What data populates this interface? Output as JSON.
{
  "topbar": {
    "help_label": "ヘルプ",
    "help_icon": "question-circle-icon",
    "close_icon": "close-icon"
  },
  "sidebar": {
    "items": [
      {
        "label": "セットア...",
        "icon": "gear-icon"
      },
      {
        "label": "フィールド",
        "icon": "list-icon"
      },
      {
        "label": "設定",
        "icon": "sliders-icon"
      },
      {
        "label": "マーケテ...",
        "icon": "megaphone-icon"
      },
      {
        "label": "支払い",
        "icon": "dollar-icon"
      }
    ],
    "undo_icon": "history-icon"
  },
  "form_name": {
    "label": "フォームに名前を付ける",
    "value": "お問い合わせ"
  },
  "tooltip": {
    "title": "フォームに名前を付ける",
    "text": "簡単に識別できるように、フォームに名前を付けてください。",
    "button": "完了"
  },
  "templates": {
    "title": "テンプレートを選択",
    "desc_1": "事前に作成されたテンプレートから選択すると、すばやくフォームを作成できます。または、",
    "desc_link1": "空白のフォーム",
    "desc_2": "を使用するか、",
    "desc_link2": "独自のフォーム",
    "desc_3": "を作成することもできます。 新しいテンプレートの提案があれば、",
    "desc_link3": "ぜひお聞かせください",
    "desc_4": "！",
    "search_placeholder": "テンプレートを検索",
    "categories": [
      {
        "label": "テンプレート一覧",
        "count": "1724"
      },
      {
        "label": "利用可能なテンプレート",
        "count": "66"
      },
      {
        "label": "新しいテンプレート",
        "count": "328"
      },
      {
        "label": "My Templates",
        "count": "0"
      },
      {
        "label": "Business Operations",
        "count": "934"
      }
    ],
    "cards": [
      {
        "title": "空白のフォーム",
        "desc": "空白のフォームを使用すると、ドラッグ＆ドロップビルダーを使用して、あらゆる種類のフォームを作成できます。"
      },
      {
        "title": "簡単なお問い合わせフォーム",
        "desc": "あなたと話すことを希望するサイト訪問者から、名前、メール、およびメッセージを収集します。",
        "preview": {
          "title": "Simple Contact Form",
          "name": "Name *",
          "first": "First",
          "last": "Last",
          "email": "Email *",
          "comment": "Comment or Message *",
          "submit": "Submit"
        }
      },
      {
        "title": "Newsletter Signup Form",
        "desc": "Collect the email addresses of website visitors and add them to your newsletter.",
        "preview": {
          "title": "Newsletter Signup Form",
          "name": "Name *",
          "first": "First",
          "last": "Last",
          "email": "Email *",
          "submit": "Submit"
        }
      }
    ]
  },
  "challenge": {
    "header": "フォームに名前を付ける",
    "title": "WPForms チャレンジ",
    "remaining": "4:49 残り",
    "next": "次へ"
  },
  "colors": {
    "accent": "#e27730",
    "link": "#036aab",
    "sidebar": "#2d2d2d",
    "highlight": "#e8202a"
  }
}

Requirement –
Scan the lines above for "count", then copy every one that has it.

Written reply –
        "count": "1724"
        "count": "66"
        "count": "328"
        "count": "0"
        "count": "934"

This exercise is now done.